by Lisa Haver and Deborah Grill

The June Tsunami

This month’s agenda lists 91 Action Items (including 3 Intermediate Unit Items) to be considered and voted on by the Board. Needless to say, it will not be possible for the Board to conduct any deliberation of most of them.  Every June, we could count on the end-of-school-year tsunami of resolutions from the SRC. We were hoping that the Board would discontinue this practice. Yes, there are Committee meetings, but only a handful of Items, if any, are discussed by those three Committees (Policy and Public Engagement committees meet only 4 times a year; no Items are considered by the Public Engagement Committee). This agenda includes Items of financial and educational concern to the entire District community.

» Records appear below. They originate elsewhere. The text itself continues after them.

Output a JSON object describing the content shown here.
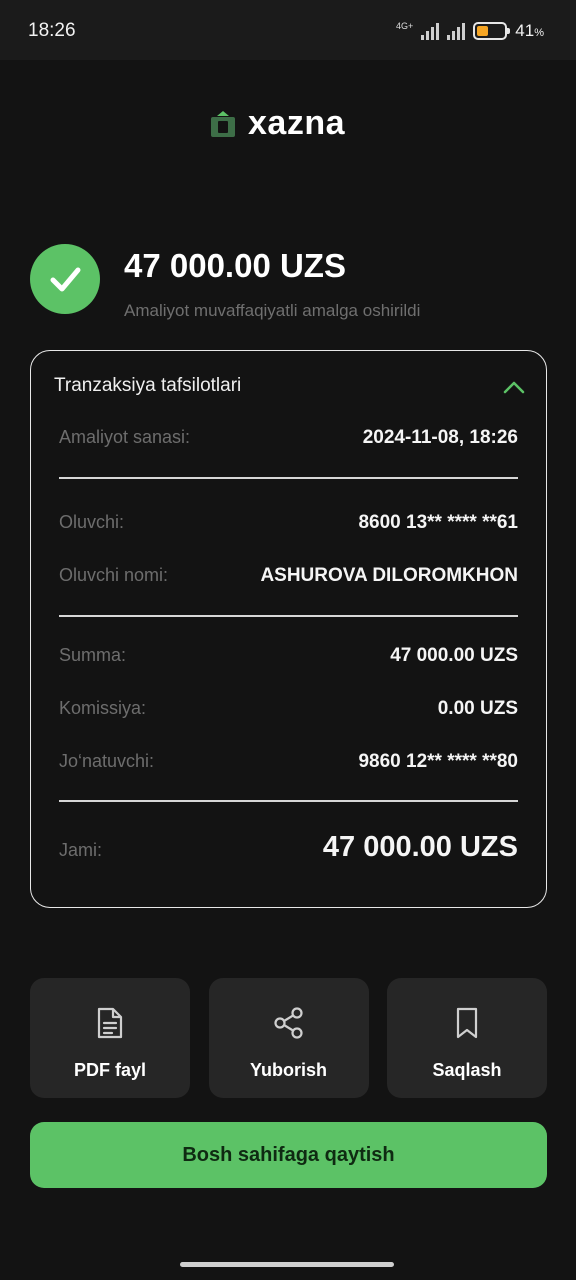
{
  "status_bar": {
    "time": "18:26",
    "network": "4G+",
    "battery_percent": "41",
    "battery_unit": "%"
  },
  "brand": {
    "name": "xazna",
    "accent": "#5cc266"
  },
  "result": {
    "amount": "47 000.00 UZS",
    "message": "Amaliyot muvaffaqiyatli amalga oshirildi"
  },
  "details": {
    "title": "Tranzaksiya tafsilotlari",
    "rows": [
      {
        "label": "Amaliyot sanasi:",
        "value": "2024-11-08, 18:26"
      },
      {
        "label": "Oluvchi:",
        "value": "8600 13** **** **61"
      },
      {
        "label": "Oluvchi nomi:",
        "value": "ASHUROVA DILOROMKHON"
      },
      {
        "label": "Summa:",
        "value": "47 000.00 UZS"
      },
      {
        "label": "Komissiya:",
        "value": "0.00 UZS"
      },
      {
        "label": "Jo‘natuvchi:",
        "value": "9860 12** **** **80"
      },
      {
        "label": "Jami:",
        "value": "47 000.00 UZS"
      }
    ]
  },
  "actions": {
    "pdf_label": "PDF fayl",
    "share_label": "Yuborish",
    "save_label": "Saqlash"
  },
  "home_button_label": "Bosh sahifaga qaytish"
}
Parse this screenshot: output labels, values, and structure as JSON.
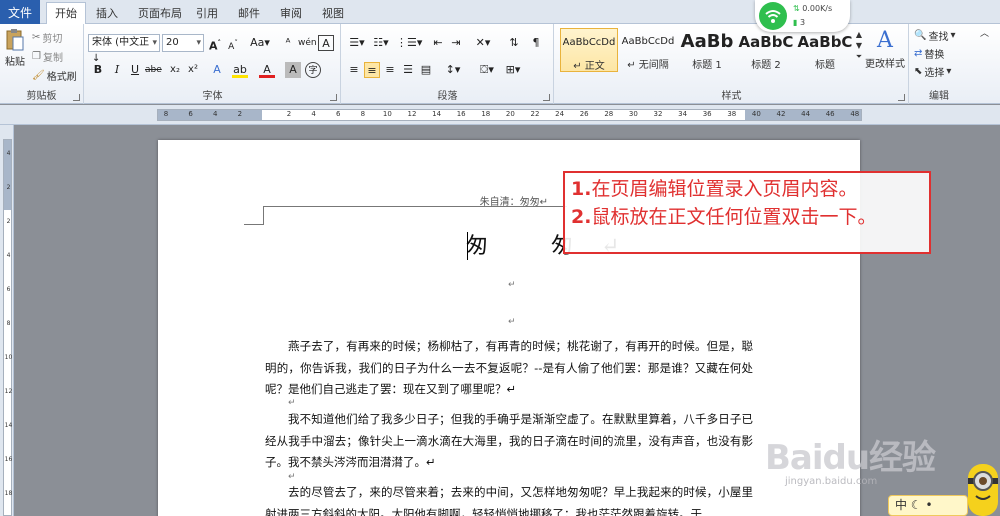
{
  "tabs": {
    "file": "文件",
    "items": [
      "开始",
      "插入",
      "页面布局",
      "引用",
      "邮件",
      "审阅",
      "视图"
    ],
    "active": "开始"
  },
  "clipboard": {
    "paste": "粘贴",
    "cut": "剪切",
    "copy": "复制",
    "format_painter": "格式刷",
    "label": "剪贴板"
  },
  "font": {
    "name": "宋体 (中文正↓",
    "size": "20",
    "label": "字体"
  },
  "paragraph": {
    "label": "段落"
  },
  "styles": {
    "items": [
      {
        "sample": "AaBbCcDd",
        "name": "↵ 正文",
        "selected": true
      },
      {
        "sample": "AaBbCcDd",
        "name": "↵ 无间隔",
        "selected": false
      },
      {
        "sample": "AaBb",
        "name": "标题 1",
        "selected": false
      },
      {
        "sample": "AaBbC",
        "name": "标题 2",
        "selected": false
      },
      {
        "sample": "AaBbC",
        "name": "标题",
        "selected": false
      }
    ],
    "change": "更改样式",
    "label": "样式"
  },
  "editing": {
    "find": "查找",
    "replace": "替换",
    "select": "选择",
    "label": "编辑"
  },
  "wifi": {
    "speed": "0.00K/s",
    "count": "3"
  },
  "ruler": {
    "marks": [
      "8",
      "6",
      "4",
      "2",
      "",
      "2",
      "4",
      "6",
      "8",
      "10",
      "12",
      "14",
      "16",
      "18",
      "20",
      "22",
      "24",
      "26",
      "28",
      "30",
      "32",
      "34",
      "36",
      "38",
      "40",
      "42",
      "44",
      "46",
      "48"
    ],
    "vmarks": [
      "4",
      "2",
      "2",
      "4",
      "6",
      "8",
      "10",
      "12",
      "14",
      "16",
      "18"
    ]
  },
  "document": {
    "header": "朱自清：匆匆↵",
    "title": "匆  匆↵",
    "paragraphs": [
      "燕子去了，有再来的时候；杨柳枯了，有再青的时候；桃花谢了，有再开的时候。但是，聪明的，你告诉我，我们的日子为什么一去不复返呢？--是有人偷了他们罢：那是谁？又藏在何处呢？是他们自己逃走了罢：现在又到了哪里呢？↵",
      "我不知道他们给了我多少日子；但我的手确乎是渐渐空虚了。在默默里算着，八千多日子已经从我手中溜去；像针尖上一滴水滴在大海里，我的日子滴在时间的流里，没有声音，也没有影子。我不禁头涔涔而泪潸潸了。↵",
      "去的尽管去了，来的尽管来着；去来的中间，又怎样地匆匆呢？早上我起来的时候，小屋里射进两三方斜斜的太阳。太阳他有脚啊，轻轻悄悄地挪移了；我也茫茫然跟着旋转。于"
    ]
  },
  "annotation": {
    "line1_num": "1.",
    "line1": "在页眉编辑位置录入页眉内容。",
    "line2_num": "2.",
    "line2": "鼠标放在正文任何位置双击一下。"
  },
  "watermark": {
    "brand": "Baidu经验",
    "url": "jingyan.baidu.com"
  },
  "ime": "中"
}
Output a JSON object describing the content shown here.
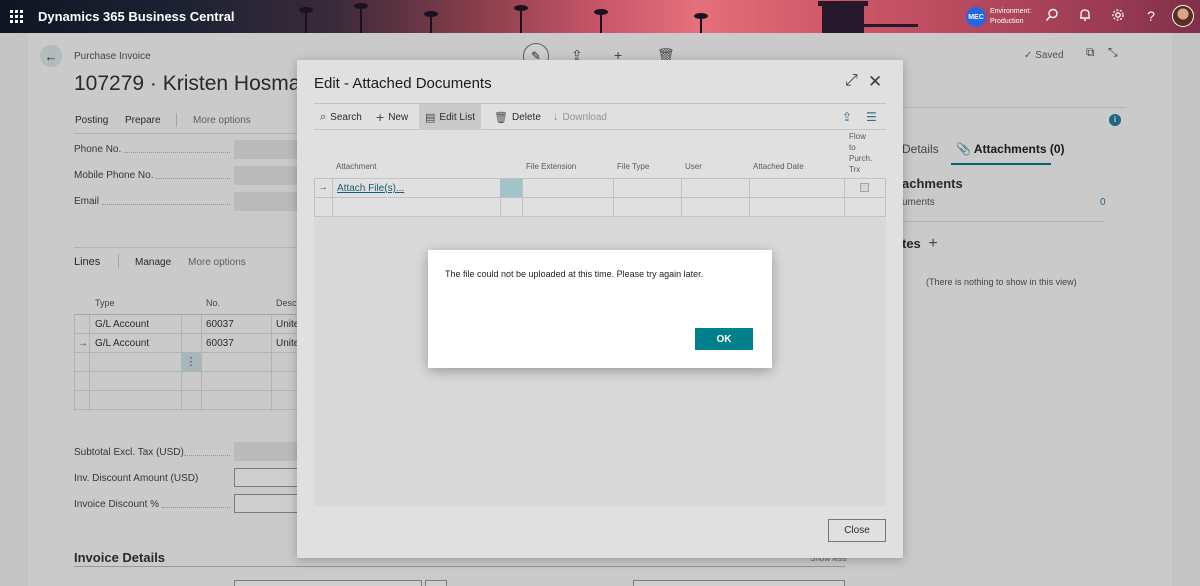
{
  "appbar": {
    "title": "Dynamics 365 Business Central",
    "env_badge": "MEC",
    "env_line1": "Environment:",
    "env_line2": "Production"
  },
  "page": {
    "breadcrumb": "Purchase Invoice",
    "record_title": "107279 · Kristen Hosman",
    "saved_label": "Saved",
    "actions": {
      "posting": "Posting",
      "prepare": "Prepare",
      "more": "More options"
    },
    "fields": {
      "phone": "Phone No.",
      "mobile": "Mobile Phone No.",
      "email": "Email",
      "subtotal": "Subtotal Excl. Tax (USD)",
      "inv_discount": "Inv. Discount Amount (USD)",
      "invoice_discount_pct": "Invoice Discount %"
    },
    "lines": {
      "title": "Lines",
      "manage": "Manage",
      "more": "More options",
      "headers": {
        "type": "Type",
        "no": "No.",
        "desc": "Descri"
      },
      "rows": [
        {
          "type": "G/L Account",
          "no": "60037",
          "desc": "Unite"
        },
        {
          "type": "G/L Account",
          "no": "60037",
          "desc": "Unite"
        }
      ]
    },
    "invoice_details": {
      "title": "Invoice Details",
      "show_less": "Show less"
    }
  },
  "factbox": {
    "tab_details": "Details",
    "tab_attachments": "Attachments (0)",
    "heading": "achments",
    "documents_label": "uments",
    "documents_count": "0",
    "notes_heading": "tes",
    "empty_note": "(There is nothing to show in this view)"
  },
  "edit_dialog": {
    "title": "Edit - Attached Documents",
    "toolbar": {
      "search": "Search",
      "new": "New",
      "edit_list": "Edit List",
      "delete": "Delete",
      "download": "Download"
    },
    "columns": {
      "attachment": "Attachment",
      "file_extension": "File Extension",
      "file_type": "File Type",
      "user": "User",
      "attached_date": "Attached Date",
      "flow1": "Flow",
      "flow2": "to",
      "flow3": "Purch.",
      "flow4": "Trx"
    },
    "attach_link": "Attach File(s)...",
    "close_label": "Close"
  },
  "message_box": {
    "text": "The file could not be uploaded at this time. Please try again later.",
    "ok_label": "OK"
  },
  "colors": {
    "accent": "#00808a",
    "link": "#1a6c88",
    "env_badge": "#2266e3"
  }
}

This edition of Eyes looks at some of the most pressing issues under consideration this month.  Should the Board sell a public school building to satisfy the desires of a real estate developer and charter operator? Should the Board continue to shovel money into a fund for outside legal firms that allows for little accounting of exactly that money is spent?  Will expanding Drexel’s footprint in West Philadelphia benefit the community?

Find the full list of  June 27 Action Items here.

Call 215-400-4010 before 4 PM June 26 to sign up to speak, or sign up online here.

Click here to read the action items of note and our analyses